Wash clothes and pillowcases often. It might also help to shower or bathe before bed.

Ask your doctor about medicines that might help. They can recommend over-the-counter or prescription drugs including:

  • Allergy medications like antihistamines or mast cell stabilizers
  • Anti-inflammatories such as decongestants or steroids

If you've had a chemical injury, it's important to first flush your eye with lots of water, then see a doctor. They'll probably suggest you continue to flush your eye with saline and may prescribe topical steroids.

Pink eye caused by a sexually transmitted infection (STI) doesn't happen very often, but it can be serious. A virus or bacteria also causes this type of pink eye, so you'll treat it the same way, with antibiotics or antiviral medicines. 

If you have an STI when you're pregnant, your newborn can get pink eye during delivery, which may cause vision loss. Most hospitals in the U.S. give newborns an antibiotic eye ointment to help avoid infection.

Kids can have a tough time using eye drops multiple times a day. If that's the case with your child, talk to your doctor about antibiotic ointment. You'll apply it in a thin layer at the point where your child's eyelids meet. It will then dissolve into their eye.

Red or swollen eyes could also be caused by a stye -- which often looks like a pimple or red area on your eyelid -- or some other kind of inflammation.

It also could be a different type of allergic reaction. If your eye isn’t better after you try home remedies for a few days, call your doctor.

You also should check with your doctor if you have:


If pink eye has invaded your home, take steps to help keep it from spreading to everyone else.

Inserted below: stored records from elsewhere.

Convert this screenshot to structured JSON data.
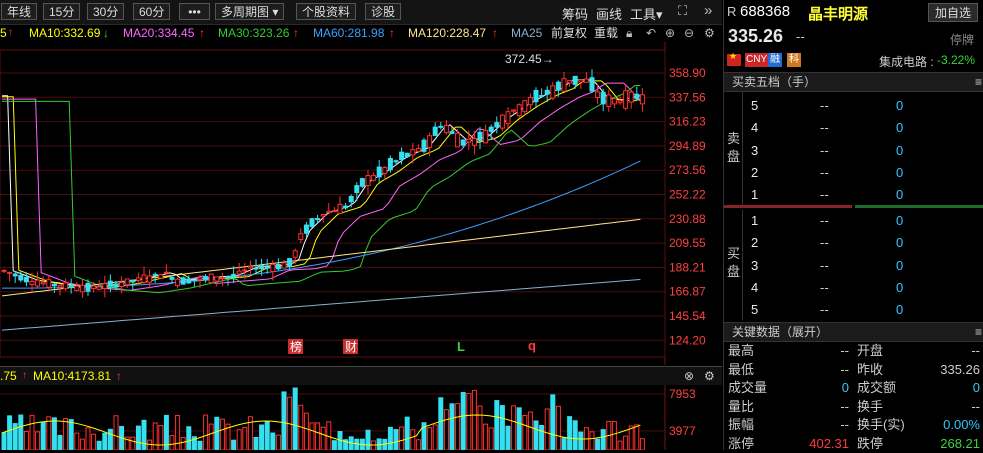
{
  "toolbar": {
    "periods": [
      "年线",
      "15分",
      "30分",
      "60分"
    ],
    "more": "•••",
    "multi_period": "多周期图",
    "stock_info": "个股资料",
    "diagnose": "诊股",
    "chips": "筹码",
    "draw": "画线",
    "tools": "工具"
  },
  "ma_line": {
    "prefix": "5",
    "ma10": "MA10:332.69",
    "ma20": "MA20:334.45",
    "ma30": "MA30:323.26",
    "ma60": "MA60:281.98",
    "ma120": "MA120:228.47",
    "ma25": "MA25",
    "adjust": "前复权",
    "overlay": "重载",
    "colors": {
      "ma10": "#ffff00",
      "ma20": "#ff66ff",
      "ma30": "#33cc33",
      "ma60": "#3aa0ff",
      "ma120": "#ffe68c",
      "ma25": "#8ab0d0"
    }
  },
  "chart": {
    "price_levels": [
      "358.90",
      "337.56",
      "316.23",
      "294.89",
      "273.56",
      "252.22",
      "230.88",
      "209.55",
      "188.21",
      "166.87",
      "145.54",
      "124.20"
    ],
    "high_label": "372.45→",
    "markers": [
      "榜",
      "财",
      "L",
      "q"
    ]
  },
  "volume": {
    "header_prefix": ".75",
    "ma10": "MA10:4173.81",
    "levels": [
      "7953",
      "3977"
    ]
  },
  "quote": {
    "badge": "R",
    "code": "688368",
    "name": "晶丰明源",
    "add_btn": "加自选",
    "price": "335.26",
    "change": "--",
    "status": "停牌",
    "tags": [
      "CNY",
      "融",
      "科"
    ],
    "sector_label": "集成电路 :",
    "sector_change": "-3.22%"
  },
  "orderbook": {
    "title": "买卖五档（手）",
    "sell_label": [
      "卖",
      "盘"
    ],
    "buy_label": [
      "买",
      "盘"
    ],
    "sell": [
      {
        "lv": "5",
        "p": "--",
        "v": "0"
      },
      {
        "lv": "4",
        "p": "--",
        "v": "0"
      },
      {
        "lv": "3",
        "p": "--",
        "v": "0"
      },
      {
        "lv": "2",
        "p": "--",
        "v": "0"
      },
      {
        "lv": "1",
        "p": "--",
        "v": "0"
      }
    ],
    "buy": [
      {
        "lv": "1",
        "p": "--",
        "v": "0"
      },
      {
        "lv": "2",
        "p": "--",
        "v": "0"
      },
      {
        "lv": "3",
        "p": "--",
        "v": "0"
      },
      {
        "lv": "4",
        "p": "--",
        "v": "0"
      },
      {
        "lv": "5",
        "p": "--",
        "v": "0"
      }
    ]
  },
  "keydata": {
    "title": "关键数据（展开）",
    "rows": [
      {
        "l1": "最高",
        "v1": "--",
        "l2": "开盘",
        "v2": "--"
      },
      {
        "l1": "最低",
        "v1": "--",
        "l2": "昨收",
        "v2": "335.26"
      },
      {
        "l1": "成交量",
        "v1": "0",
        "l2": "成交额",
        "v2": "0"
      },
      {
        "l1": "量比",
        "v1": "--",
        "l2": "换手",
        "v2": "--"
      },
      {
        "l1": "振幅",
        "v1": "--",
        "l2": "换手(实)",
        "v2": "0.00%"
      },
      {
        "l1": "涨停",
        "v1": "402.31",
        "l2": "跌停",
        "v2": "268.21"
      }
    ]
  }
}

The two most important things for everyone in your household to remember are:

  • Wash your hands often.
  • Try not to touch your eyes.

It’s also helpful to change towels and pillowcases often and wash them in hot water. Never share towels or pillows with someone who has pink eye.

Allergies, viruses, or bacteria can cause pink eye, also known as conjunctivitis, resulting in red, itchy eyes with discharge. You can often manage treatment at home with simple remedies like using cool compresses or lubricating eye drops. While viral pink eye typically gets better on its own, while bacterial cases may need antibiotics. 

If your symptoms continue or get worse, especially with other symptoms like fever or vision changes, see a doctor. To avoid pink eye, wash your hands, avoid touching your eyes, and don't share towels or pillows with people who have the infection.